mon may 10, 9:28 pm et
by joan gralla
new york (reuters) - the cost of providing health care for u.s. citizens who have no insurance will total $125 billion this year, with taxpayers and private entities footing most of the bill, a report issued on monday said.
the report by a health care research foundation estimated that there are 44 million americans without any health insurance, and soaring health care costs have become a presidential campaign issue.
on monday, democratic presidential candidate john kerry accused president bush of letting skyrocketing health care costs push families to the brink of financial ruin.
bush signed legislation last year adding a prescription drug benefit to medicare, but that measure is now embroiled in controversy, including much higher-than-projected costs.

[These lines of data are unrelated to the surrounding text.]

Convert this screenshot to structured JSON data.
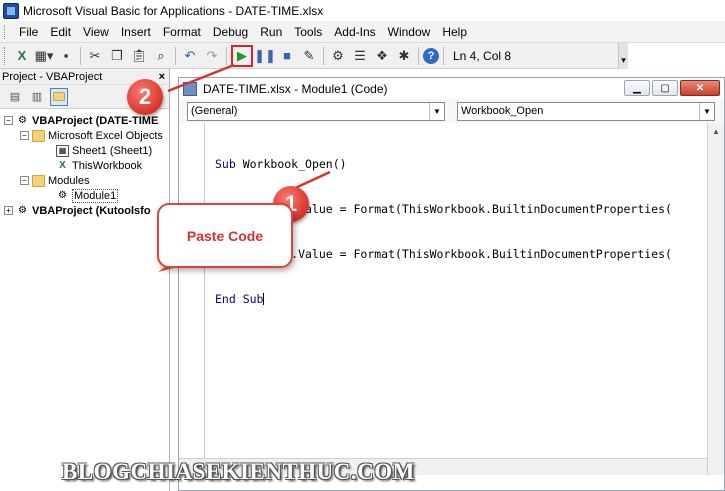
{
  "window": {
    "title": "Microsoft Visual Basic for Applications - DATE-TIME.xlsx"
  },
  "menu": [
    {
      "label": "File"
    },
    {
      "label": "Edit"
    },
    {
      "label": "View"
    },
    {
      "label": "Insert"
    },
    {
      "label": "Format"
    },
    {
      "label": "Debug"
    },
    {
      "label": "Run"
    },
    {
      "label": "Tools"
    },
    {
      "label": "Add-Ins"
    },
    {
      "label": "Window"
    },
    {
      "label": "Help"
    }
  ],
  "toolbar": {
    "status": "Ln 4, Col 8",
    "run_icon": "play-icon",
    "icons": [
      "excel-icon",
      "insert-module-icon",
      "save-icon",
      "cut-icon",
      "copy-icon",
      "paste-icon",
      "find-icon",
      "undo-icon",
      "redo-icon",
      "play-icon",
      "pause-icon",
      "stop-icon",
      "design-mode-icon",
      "project-explorer-icon",
      "properties-icon",
      "object-browser-icon",
      "toolbox-icon",
      "help-icon"
    ]
  },
  "project_panel": {
    "title": "Project - VBAProject",
    "close": "×",
    "tree": {
      "project1": "VBAProject (DATE-TIME",
      "excel_objects": "Microsoft Excel Objects",
      "sheet1": "Sheet1 (Sheet1)",
      "thisworkbook": "ThisWorkbook",
      "modules": "Modules",
      "module1": "Module1",
      "project2": "VBAProject (Kutoolsfo"
    }
  },
  "code_window": {
    "title": "DATE-TIME.xlsx - Module1 (Code)",
    "object_combo": "(General)",
    "procedure_combo": "Workbook_Open",
    "lines": [
      {
        "kw1": "Sub ",
        "text": "Workbook_Open()",
        "kw2": ""
      },
      {
        "kw1": "",
        "text": "Range(\"A1\").Value = Format(ThisWorkbook.BuiltinDocumentProperties(",
        "kw2": ""
      },
      {
        "kw1": "",
        "text": "Range(\"B1\").Value = Format(ThisWorkbook.BuiltinDocumentProperties(",
        "kw2": ""
      },
      {
        "kw1": "End ",
        "text": "",
        "kw2": "Sub"
      }
    ]
  },
  "callouts": {
    "step1": "1",
    "step2": "2",
    "paste_label": "Paste Code"
  },
  "watermark": "BLOGCHIASEKIENTHUC.COM",
  "colors": {
    "callout_red": "#d6342a",
    "keyword_blue": "#00008b",
    "run_green": "#1a9b2f"
  }
}
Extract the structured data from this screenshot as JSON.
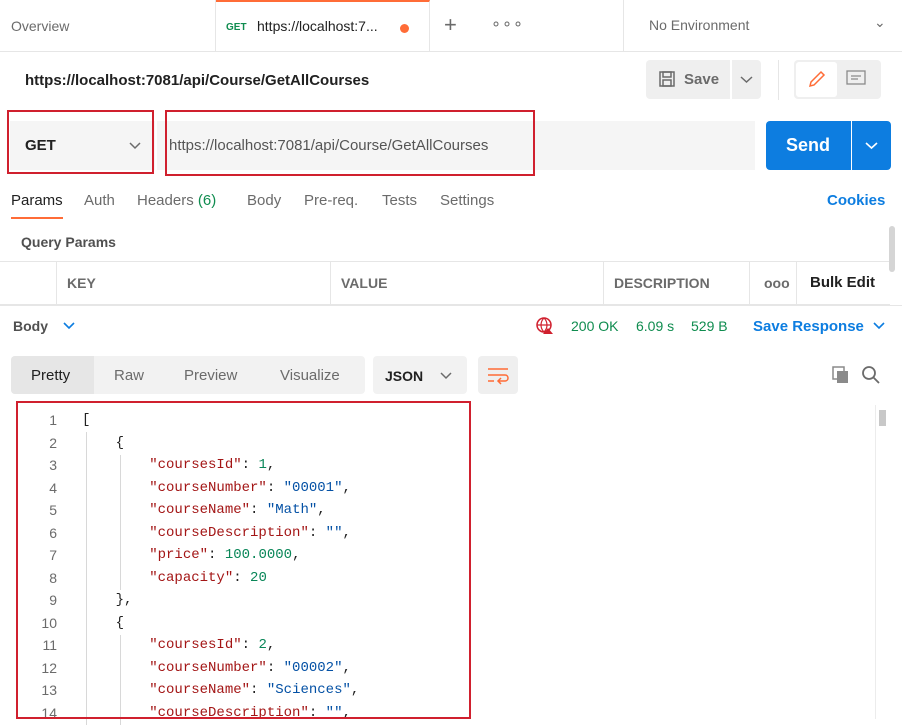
{
  "tabs": {
    "overview": "Overview",
    "active": {
      "method": "GET",
      "url": "https://localhost:7..."
    },
    "environment": "No Environment"
  },
  "request": {
    "title": "https://localhost:7081/api/Course/GetAllCourses",
    "save_label": "Save",
    "method": "GET",
    "url": "https://localhost:7081/api/Course/GetAllCourses",
    "send_label": "Send"
  },
  "request_tabs": [
    {
      "label": "Params"
    },
    {
      "label": "Auth"
    },
    {
      "label": "Headers",
      "count": "(6)"
    },
    {
      "label": "Body"
    },
    {
      "label": "Pre-req."
    },
    {
      "label": "Tests"
    },
    {
      "label": "Settings"
    }
  ],
  "cookies_label": "Cookies",
  "query_params_label": "Query Params",
  "params_table": {
    "headers": [
      "KEY",
      "VALUE",
      "DESCRIPTION"
    ],
    "more": "ooo",
    "bulk_edit": "Bulk Edit"
  },
  "response": {
    "body_label": "Body",
    "status": "200 OK",
    "time": "6.09 s",
    "size": "529 B",
    "save_response": "Save Response"
  },
  "format": {
    "modes": [
      "Pretty",
      "Raw",
      "Preview",
      "Visualize"
    ],
    "language": "JSON"
  },
  "code_lines": [
    {
      "n": "1",
      "parts": [
        [
          "p",
          "["
        ]
      ]
    },
    {
      "n": "2",
      "parts": [
        [
          "p",
          "    {"
        ]
      ]
    },
    {
      "n": "3",
      "parts": [
        [
          "p",
          "        "
        ],
        [
          "k",
          "\"coursesId\""
        ],
        [
          "p",
          ": "
        ],
        [
          "n",
          "1"
        ],
        [
          "p",
          ","
        ]
      ]
    },
    {
      "n": "4",
      "parts": [
        [
          "p",
          "        "
        ],
        [
          "k",
          "\"courseNumber\""
        ],
        [
          "p",
          ": "
        ],
        [
          "s",
          "\"00001\""
        ],
        [
          "p",
          ","
        ]
      ]
    },
    {
      "n": "5",
      "parts": [
        [
          "p",
          "        "
        ],
        [
          "k",
          "\"courseName\""
        ],
        [
          "p",
          ": "
        ],
        [
          "s",
          "\"Math\""
        ],
        [
          "p",
          ","
        ]
      ]
    },
    {
      "n": "6",
      "parts": [
        [
          "p",
          "        "
        ],
        [
          "k",
          "\"courseDescription\""
        ],
        [
          "p",
          ": "
        ],
        [
          "s",
          "\"\""
        ],
        [
          "p",
          ","
        ]
      ]
    },
    {
      "n": "7",
      "parts": [
        [
          "p",
          "        "
        ],
        [
          "k",
          "\"price\""
        ],
        [
          "p",
          ": "
        ],
        [
          "n",
          "100.0000"
        ],
        [
          "p",
          ","
        ]
      ]
    },
    {
      "n": "8",
      "parts": [
        [
          "p",
          "        "
        ],
        [
          "k",
          "\"capacity\""
        ],
        [
          "p",
          ": "
        ],
        [
          "n",
          "20"
        ]
      ]
    },
    {
      "n": "9",
      "parts": [
        [
          "p",
          "    },"
        ]
      ]
    },
    {
      "n": "10",
      "parts": [
        [
          "p",
          "    {"
        ]
      ]
    },
    {
      "n": "11",
      "parts": [
        [
          "p",
          "        "
        ],
        [
          "k",
          "\"coursesId\""
        ],
        [
          "p",
          ": "
        ],
        [
          "n",
          "2"
        ],
        [
          "p",
          ","
        ]
      ]
    },
    {
      "n": "12",
      "parts": [
        [
          "p",
          "        "
        ],
        [
          "k",
          "\"courseNumber\""
        ],
        [
          "p",
          ": "
        ],
        [
          "s",
          "\"00002\""
        ],
        [
          "p",
          ","
        ]
      ]
    },
    {
      "n": "13",
      "parts": [
        [
          "p",
          "        "
        ],
        [
          "k",
          "\"courseName\""
        ],
        [
          "p",
          ": "
        ],
        [
          "s",
          "\"Sciences\""
        ],
        [
          "p",
          ","
        ]
      ]
    },
    {
      "n": "14",
      "parts": [
        [
          "p",
          "        "
        ],
        [
          "k",
          "\"courseDescription\""
        ],
        [
          "p",
          ": "
        ],
        [
          "s",
          "\"\""
        ],
        [
          "p",
          ","
        ]
      ]
    }
  ],
  "colors": {
    "accent": "#ff6c37",
    "send": "#0d7de0",
    "success": "#0f8c4f",
    "highlight": "#d0202e"
  }
}
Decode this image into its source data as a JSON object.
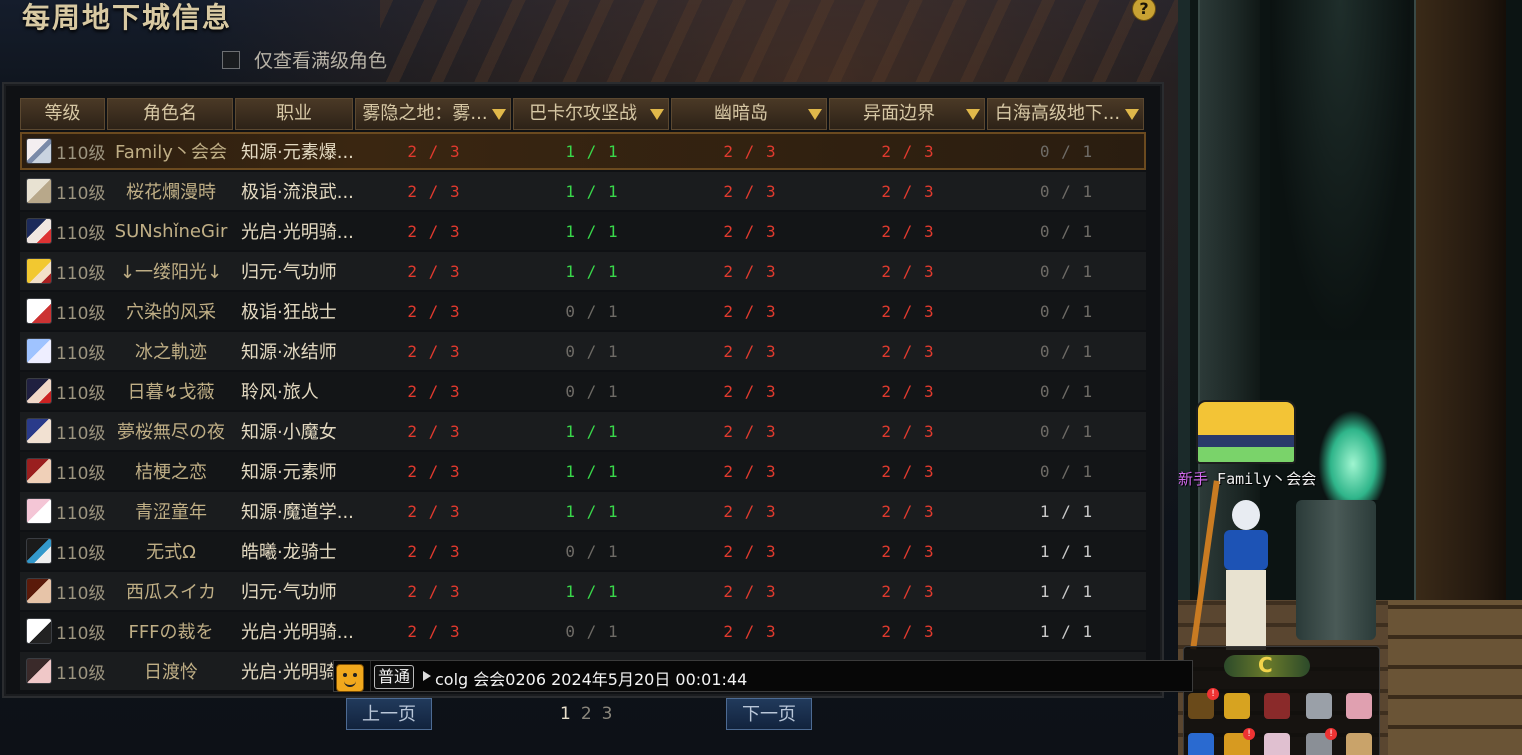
{
  "window": {
    "title": "每周地下城信息",
    "help": "?"
  },
  "filter": {
    "label": "仅查看满级角色",
    "checked": false
  },
  "table": {
    "headers": [
      "等级",
      "角色名",
      "职业",
      "雾隐之地：雾...",
      "巴卡尔攻坚战",
      "幽暗岛",
      "异面边界",
      "白海高级地下..."
    ],
    "rows": [
      {
        "level": "110级",
        "name": "Family丶会会",
        "job": "知源·元素爆...",
        "d": [
          "2 / 3",
          "1 / 1",
          "2 / 3",
          "2 / 3",
          "0 / 1"
        ]
      },
      {
        "level": "110级",
        "name": "桜花爛漫時",
        "job": "极诣·流浪武...",
        "d": [
          "2 / 3",
          "1 / 1",
          "2 / 3",
          "2 / 3",
          "0 / 1"
        ]
      },
      {
        "level": "110级",
        "name": "SUNshǐneGir",
        "job": "光启·光明骑...",
        "d": [
          "2 / 3",
          "1 / 1",
          "2 / 3",
          "2 / 3",
          "0 / 1"
        ]
      },
      {
        "level": "110级",
        "name": "↓一缕阳光↓",
        "job": "归元·气功师",
        "d": [
          "2 / 3",
          "1 / 1",
          "2 / 3",
          "2 / 3",
          "0 / 1"
        ]
      },
      {
        "level": "110级",
        "name": "穴染的风采",
        "job": "极诣·狂战士",
        "d": [
          "2 / 3",
          "0 / 1",
          "2 / 3",
          "2 / 3",
          "0 / 1"
        ]
      },
      {
        "level": "110级",
        "name": "冰之軌迹",
        "job": "知源·冰结师",
        "d": [
          "2 / 3",
          "0 / 1",
          "2 / 3",
          "2 / 3",
          "0 / 1"
        ]
      },
      {
        "level": "110级",
        "name": "日暮↯戈薇",
        "job": "聆风·旅人",
        "d": [
          "2 / 3",
          "0 / 1",
          "2 / 3",
          "2 / 3",
          "0 / 1"
        ]
      },
      {
        "level": "110级",
        "name": "夢桜無尽の夜",
        "job": "知源·小魔女",
        "d": [
          "2 / 3",
          "1 / 1",
          "2 / 3",
          "2 / 3",
          "0 / 1"
        ]
      },
      {
        "level": "110级",
        "name": "桔梗之恋",
        "job": "知源·元素师",
        "d": [
          "2 / 3",
          "1 / 1",
          "2 / 3",
          "2 / 3",
          "0 / 1"
        ]
      },
      {
        "level": "110级",
        "name": "青涩童年",
        "job": "知源·魔道学...",
        "d": [
          "2 / 3",
          "1 / 1",
          "2 / 3",
          "2 / 3",
          "1 / 1"
        ]
      },
      {
        "level": "110级",
        "name": "无式Ω",
        "job": "皓曦·龙骑士",
        "d": [
          "2 / 3",
          "0 / 1",
          "2 / 3",
          "2 / 3",
          "1 / 1"
        ]
      },
      {
        "level": "110级",
        "name": "西瓜スイカ",
        "job": "归元·气功师",
        "d": [
          "2 / 3",
          "1 / 1",
          "2 / 3",
          "2 / 3",
          "1 / 1"
        ]
      },
      {
        "level": "110级",
        "name": "FFFの裁を",
        "job": "光启·光明骑...",
        "d": [
          "2 / 3",
          "0 / 1",
          "2 / 3",
          "2 / 3",
          "1 / 1"
        ]
      },
      {
        "level": "110级",
        "name": "日渡怜",
        "job": "光启·光明骑",
        "d": [
          "",
          "",
          "",
          "",
          ""
        ]
      }
    ]
  },
  "pagination": {
    "prev": "上一页",
    "next": "下一页",
    "pages": [
      "1",
      "2",
      "3"
    ],
    "current": "1"
  },
  "chat": {
    "channel": "普通",
    "text": "colg 会会0206 2024年5月20日 00:01:44"
  },
  "scene": {
    "character_prefix": "新手",
    "character_name": "Family丶会会",
    "quick_top": "C"
  },
  "colors": {
    "done": "#e03a2e",
    "cleared": "#39d84a",
    "none": "#6e6b66"
  }
}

the new report, sponsored by the washington, d.c.-based henry j. kaiser family foundation, argued that the country can afford health care for all of the uninsured.
"leaving 44 million americans uninsured exacts a substantial price on society as well as individuals, while covering the uninsured would improve their health care without generating large increases in overall health spending," said diane rowland, executive director, kaiser commission on medicaid and the uninsured.
the nation would have to spend an extra $48 billion to cover the so-called newly uninsured, the report said. but that would only increase health care spending's share of gross domestic product by 0.4 percent.
still, the extra $48 billion would be on top of the $125 billion that will be spent this year on health care for the uninsured, the report said. its recommendation would push the total to $173 billion.
this estimate was based on the out-of-pocket expenses incurred by uninsured patients, the hospitals' costs, and insurance payments for any coverage the individuals had during the year.
in 2004, each person who is covered by a health care plan will spend about $2,975 on medical bills, the study said.
that works out to about twice the amount individuals who lack insurance will spend out of their own pockets.
partly because they lack insurance, an additional 18,000 adults die each year, the report estimated, citing figures from a branch of the national academy of sciences.
people who have no health insurance typically get less preventive care, are diagnosed with more advanced diseases, and "tend to receive less therapeutic care and have higher mortality rates," the report said.
hospitals will spend billions of dollars treating the uninsured, though these organizations typically get big government subsidies, the report said. in 2001, hospitals accounted for more than 60 percent of what was spent on uncompensated care.